> [REQUIRED WORK]:
Among the lines below, copy each one in which "title" appears.

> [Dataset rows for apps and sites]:
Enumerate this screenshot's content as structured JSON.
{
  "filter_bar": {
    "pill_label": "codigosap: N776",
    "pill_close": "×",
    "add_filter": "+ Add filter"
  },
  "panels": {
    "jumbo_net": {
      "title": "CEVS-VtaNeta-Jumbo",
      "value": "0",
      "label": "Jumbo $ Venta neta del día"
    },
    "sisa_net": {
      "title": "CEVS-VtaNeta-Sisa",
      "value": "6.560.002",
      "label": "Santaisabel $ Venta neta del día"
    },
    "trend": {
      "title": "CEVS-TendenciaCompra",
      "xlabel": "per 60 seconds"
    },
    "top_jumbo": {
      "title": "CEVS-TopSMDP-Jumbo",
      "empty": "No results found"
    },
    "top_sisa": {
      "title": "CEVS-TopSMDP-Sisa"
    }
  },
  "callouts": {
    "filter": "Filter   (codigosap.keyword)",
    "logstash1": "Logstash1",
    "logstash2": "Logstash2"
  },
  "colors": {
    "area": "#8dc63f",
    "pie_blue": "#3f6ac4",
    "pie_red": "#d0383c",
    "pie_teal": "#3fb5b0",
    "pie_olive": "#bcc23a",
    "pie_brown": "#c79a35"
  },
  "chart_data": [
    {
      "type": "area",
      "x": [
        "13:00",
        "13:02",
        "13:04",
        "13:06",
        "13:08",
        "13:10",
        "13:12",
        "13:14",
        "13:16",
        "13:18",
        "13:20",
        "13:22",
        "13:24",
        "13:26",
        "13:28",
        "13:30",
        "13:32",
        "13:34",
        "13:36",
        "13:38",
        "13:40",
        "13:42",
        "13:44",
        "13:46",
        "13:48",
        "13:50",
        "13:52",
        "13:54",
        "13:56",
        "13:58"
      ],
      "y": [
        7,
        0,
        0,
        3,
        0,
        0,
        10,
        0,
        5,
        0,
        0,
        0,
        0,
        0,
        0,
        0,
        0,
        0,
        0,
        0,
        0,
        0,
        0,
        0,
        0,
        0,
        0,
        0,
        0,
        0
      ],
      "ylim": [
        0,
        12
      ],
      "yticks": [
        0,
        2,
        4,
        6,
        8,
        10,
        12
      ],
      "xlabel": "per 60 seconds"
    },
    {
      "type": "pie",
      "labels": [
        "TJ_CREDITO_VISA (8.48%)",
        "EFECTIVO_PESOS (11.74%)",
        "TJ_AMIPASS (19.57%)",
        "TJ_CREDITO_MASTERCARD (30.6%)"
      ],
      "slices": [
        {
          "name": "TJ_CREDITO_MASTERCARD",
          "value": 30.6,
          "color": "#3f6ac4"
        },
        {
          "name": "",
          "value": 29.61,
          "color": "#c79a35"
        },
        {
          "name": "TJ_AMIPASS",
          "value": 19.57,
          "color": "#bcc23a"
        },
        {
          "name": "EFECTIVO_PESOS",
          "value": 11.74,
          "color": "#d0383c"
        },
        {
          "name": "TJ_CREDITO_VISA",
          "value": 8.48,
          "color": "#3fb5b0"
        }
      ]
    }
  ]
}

> [TASK OUTPUT]:
      "title": "CEVS-VtaNeta-Jumbo",
      "title": "CEVS-VtaNeta-Sisa",
      "title": "CEVS-TendenciaCompra",
      "title": "CEVS-TopSMDP-Jumbo",
      "title": "CEVS-TopSMDP-Sisa"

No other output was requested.